Beaches in Bali are plentiful and unique. And although I didn’t have time to venture to many beaches in the northern parts of Bali, I visited many in the southern part. This was when we loved having a scooter. We would google map our routes using the hotel Wifi (now I know better to download Google offline maps ahead of time), then we’d find our way from beach to beach, as well as Tanah Lot Temple. Don’t forget to wear a helmet. It was just so hot, we opted to leave them behind. Then we got pulled over at a random road block and fined for not having them. Oops. Bali is little tough to get around on your own. If you’re the type who is hesitant to drive in a third world country, this one will be no exception. But taxis are affordable and hotels will be happy to call one for you. We stayed on a cliffside above Bingin Beach, which was beautiful. And overall I found Balangan, Uluwatu, and Dreamland beach to be nice. But again, I wouldn’t make Bali my first choice for a beach destination unless you surf.

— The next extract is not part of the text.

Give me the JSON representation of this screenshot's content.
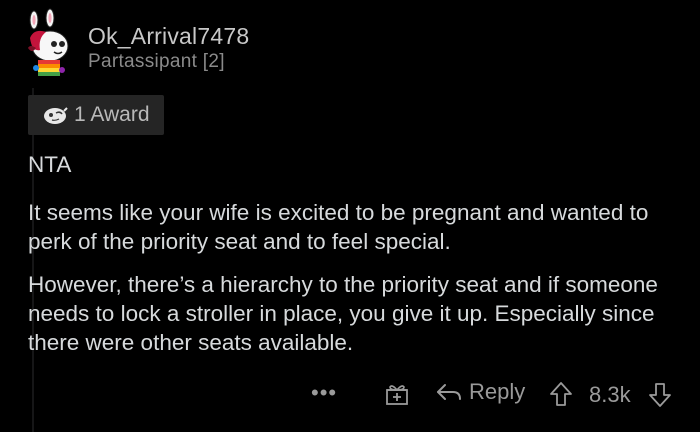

I swear there’s a temple of some sort on every block in every town in Bali, but especially Ubud. There are little woven palm leaf incense burning offerings to the gods sitting everywhere and you should avoid stepping on them out of respect. Some of the more popular temples are busy tourist destinations with hordes of people. Remember to dress properly, covering your shoulders and knees or some temples provide a coverup.
Hey, here’s an idea: take some design inspiration from Bali. If I could mimic any style in my own home, it would be Bali’s. No other design brings the outside in and the inside out like Bali. Here are some examples from our villas:

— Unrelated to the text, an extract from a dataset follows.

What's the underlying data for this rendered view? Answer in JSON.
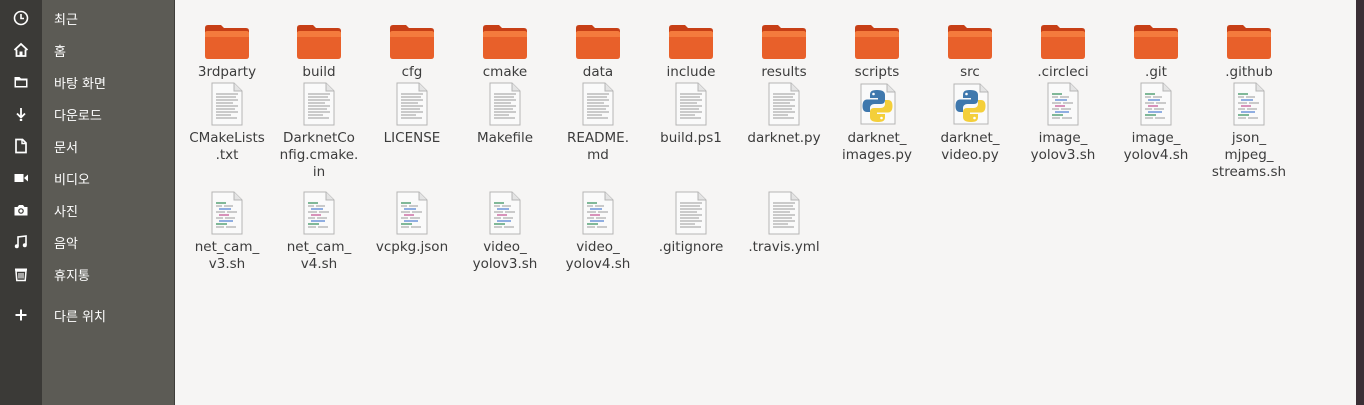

Some products to get a similar look to Bali style are the Tangkula Outdoor Retractable Canopy Bed, a Room Divider, this ridiculously cute Treasure Trove Accent Table, a Rattan Papasan Footstool, and an Indoor/Outdoor Rug to pull it all together.
The best way to design a Balinese inspired bathroom? Get a freestanding bathtub like THIS one and a rain shower head like THIS one, throw some smooth pebbles on the ground, some wood elements like THESE panels, and you’ve got a Bali bathroom. Tada!

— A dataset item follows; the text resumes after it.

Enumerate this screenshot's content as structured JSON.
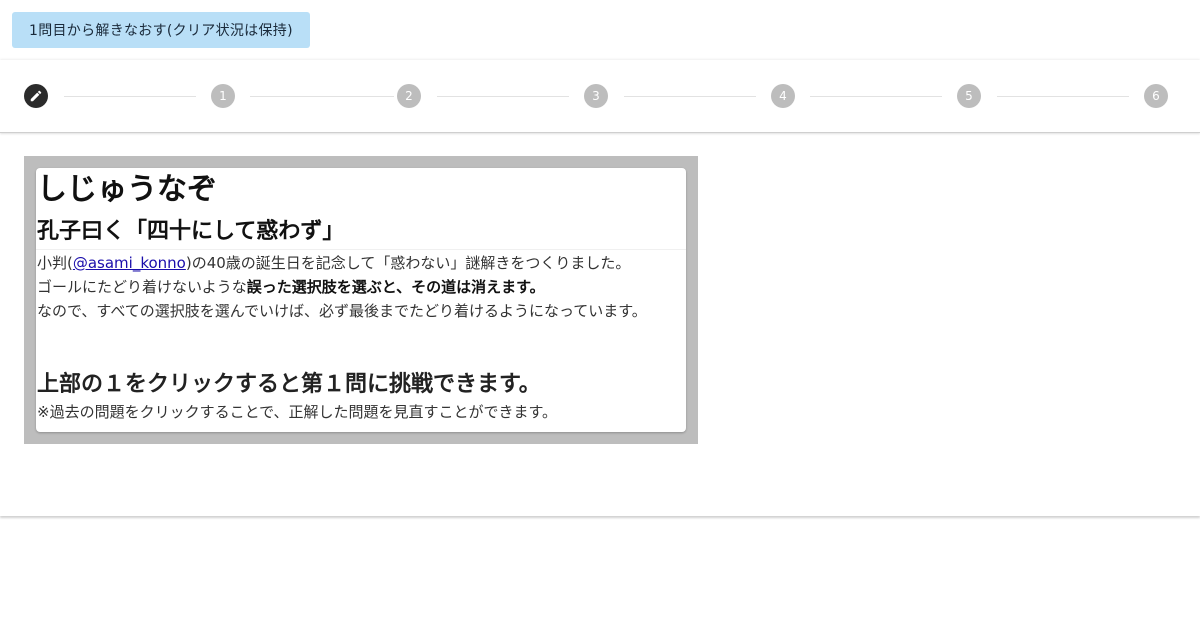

We also took a couple days to visit the island of Gili Trawangan. It is the largest of the 3 Gili islands off the coast of Lombok. Originally a backpacker and party destination, Gili T is becoming more mainstream, appealing to a wider variety of guests. With just 800 residents, and no motorized vehicles allowed by local ordinance, you can see the entire island by bike or foot. For more information, you can read my post on Gili Islands HERE.
Bali is very deserving of a visit if you have certain expectations and not others. If you understand this is a third world country and much improvement in infrastructure is needed, you won’t be surprised by all the garbage and the lax traffic rules, or the fact that police take bribes. If you go to Bali to experience the peace and sanctuary of a jungle villa, participate in some yoga, take a jungle trek, meet some locals, and get some massages, perfect; you won’t be disappointed. There is a spiritual energy and beauty to Bali that is different than any other place. It’s touristy, undoubtedly, but it’s still special. Let the locals take you places and show you things. Splurge on a place that makes your heart flutter, get naked in your private plunge pool, indulge in breakfast poolside, and swim under a waterfall.